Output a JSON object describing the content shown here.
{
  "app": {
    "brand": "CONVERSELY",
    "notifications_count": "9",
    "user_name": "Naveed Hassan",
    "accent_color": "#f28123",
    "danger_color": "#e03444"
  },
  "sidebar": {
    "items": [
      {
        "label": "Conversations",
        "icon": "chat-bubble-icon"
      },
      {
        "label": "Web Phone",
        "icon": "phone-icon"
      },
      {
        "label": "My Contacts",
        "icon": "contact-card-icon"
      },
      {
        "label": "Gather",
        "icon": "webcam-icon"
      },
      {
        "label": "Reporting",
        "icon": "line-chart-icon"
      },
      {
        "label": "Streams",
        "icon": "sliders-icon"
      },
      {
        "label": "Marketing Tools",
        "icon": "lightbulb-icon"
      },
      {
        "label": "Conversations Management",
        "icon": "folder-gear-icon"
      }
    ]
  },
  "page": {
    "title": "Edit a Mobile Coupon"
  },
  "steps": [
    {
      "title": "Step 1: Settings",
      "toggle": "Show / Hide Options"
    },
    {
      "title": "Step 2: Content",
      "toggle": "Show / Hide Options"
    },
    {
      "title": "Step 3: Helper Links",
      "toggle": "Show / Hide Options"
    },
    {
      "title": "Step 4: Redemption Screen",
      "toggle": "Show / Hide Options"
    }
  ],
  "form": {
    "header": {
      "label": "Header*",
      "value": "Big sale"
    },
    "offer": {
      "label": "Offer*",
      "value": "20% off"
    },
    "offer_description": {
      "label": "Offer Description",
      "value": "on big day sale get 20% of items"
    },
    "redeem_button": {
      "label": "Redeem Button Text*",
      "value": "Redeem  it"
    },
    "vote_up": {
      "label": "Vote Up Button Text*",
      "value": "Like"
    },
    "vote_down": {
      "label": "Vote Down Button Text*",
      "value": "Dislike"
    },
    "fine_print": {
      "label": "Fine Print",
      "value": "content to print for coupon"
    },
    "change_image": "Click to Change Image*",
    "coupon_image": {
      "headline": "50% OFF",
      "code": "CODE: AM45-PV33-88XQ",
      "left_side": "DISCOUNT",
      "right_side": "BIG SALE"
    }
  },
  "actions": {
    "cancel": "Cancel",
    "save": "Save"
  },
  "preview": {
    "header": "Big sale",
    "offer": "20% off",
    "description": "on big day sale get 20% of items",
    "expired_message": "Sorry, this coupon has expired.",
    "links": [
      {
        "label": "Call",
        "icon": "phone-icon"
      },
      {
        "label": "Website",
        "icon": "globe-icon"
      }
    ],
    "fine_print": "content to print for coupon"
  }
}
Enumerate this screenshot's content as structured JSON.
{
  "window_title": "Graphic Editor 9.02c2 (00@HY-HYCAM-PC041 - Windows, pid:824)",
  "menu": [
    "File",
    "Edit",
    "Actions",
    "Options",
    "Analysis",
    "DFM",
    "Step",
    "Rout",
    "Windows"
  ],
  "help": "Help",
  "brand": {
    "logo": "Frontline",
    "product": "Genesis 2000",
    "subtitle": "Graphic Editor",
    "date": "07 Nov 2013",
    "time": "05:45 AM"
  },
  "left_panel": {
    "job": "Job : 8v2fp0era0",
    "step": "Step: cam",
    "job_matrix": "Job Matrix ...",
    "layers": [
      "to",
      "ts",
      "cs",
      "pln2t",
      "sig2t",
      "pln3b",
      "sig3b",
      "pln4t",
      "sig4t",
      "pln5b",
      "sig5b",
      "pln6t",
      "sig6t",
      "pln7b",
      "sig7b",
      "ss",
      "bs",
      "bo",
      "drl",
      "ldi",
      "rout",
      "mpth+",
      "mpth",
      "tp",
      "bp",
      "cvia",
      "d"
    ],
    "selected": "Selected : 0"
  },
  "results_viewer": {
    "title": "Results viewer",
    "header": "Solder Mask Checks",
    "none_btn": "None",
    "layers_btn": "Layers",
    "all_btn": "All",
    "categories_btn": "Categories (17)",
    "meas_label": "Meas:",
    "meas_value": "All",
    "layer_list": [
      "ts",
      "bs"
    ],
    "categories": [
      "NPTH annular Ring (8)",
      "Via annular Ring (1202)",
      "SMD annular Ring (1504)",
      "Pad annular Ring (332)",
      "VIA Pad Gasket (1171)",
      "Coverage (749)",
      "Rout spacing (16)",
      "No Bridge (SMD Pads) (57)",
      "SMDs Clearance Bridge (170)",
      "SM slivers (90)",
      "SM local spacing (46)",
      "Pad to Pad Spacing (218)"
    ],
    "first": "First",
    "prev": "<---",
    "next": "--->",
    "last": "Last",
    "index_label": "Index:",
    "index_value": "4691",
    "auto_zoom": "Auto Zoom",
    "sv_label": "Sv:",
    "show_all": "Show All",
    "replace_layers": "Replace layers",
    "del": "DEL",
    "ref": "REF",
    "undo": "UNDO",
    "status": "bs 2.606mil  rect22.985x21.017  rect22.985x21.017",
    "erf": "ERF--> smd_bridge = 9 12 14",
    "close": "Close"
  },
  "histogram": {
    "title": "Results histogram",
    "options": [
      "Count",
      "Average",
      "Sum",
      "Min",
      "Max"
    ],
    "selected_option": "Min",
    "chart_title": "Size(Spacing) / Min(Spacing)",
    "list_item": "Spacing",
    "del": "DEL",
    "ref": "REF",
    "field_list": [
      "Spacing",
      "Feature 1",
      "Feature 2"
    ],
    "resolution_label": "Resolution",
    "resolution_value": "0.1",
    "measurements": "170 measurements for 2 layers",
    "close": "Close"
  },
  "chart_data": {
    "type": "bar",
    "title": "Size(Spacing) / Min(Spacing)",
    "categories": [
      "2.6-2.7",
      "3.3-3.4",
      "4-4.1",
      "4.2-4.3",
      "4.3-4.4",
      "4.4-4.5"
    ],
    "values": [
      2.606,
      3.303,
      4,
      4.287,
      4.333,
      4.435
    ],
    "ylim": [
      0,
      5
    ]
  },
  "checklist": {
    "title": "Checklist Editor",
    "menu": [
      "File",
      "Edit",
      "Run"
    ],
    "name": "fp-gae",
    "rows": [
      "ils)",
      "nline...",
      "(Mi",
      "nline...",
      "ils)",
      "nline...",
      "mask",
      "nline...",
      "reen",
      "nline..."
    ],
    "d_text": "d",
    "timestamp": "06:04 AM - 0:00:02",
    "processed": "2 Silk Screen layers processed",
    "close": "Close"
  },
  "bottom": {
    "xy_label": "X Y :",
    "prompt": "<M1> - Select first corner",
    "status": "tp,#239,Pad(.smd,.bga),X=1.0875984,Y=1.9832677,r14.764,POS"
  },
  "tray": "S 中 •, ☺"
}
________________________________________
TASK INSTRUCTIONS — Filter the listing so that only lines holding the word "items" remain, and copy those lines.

SOLUTION BELOW —
    "items": [
      "value": "on big day sale get 20% of items"
    "description": "on big day sale get 20% of items",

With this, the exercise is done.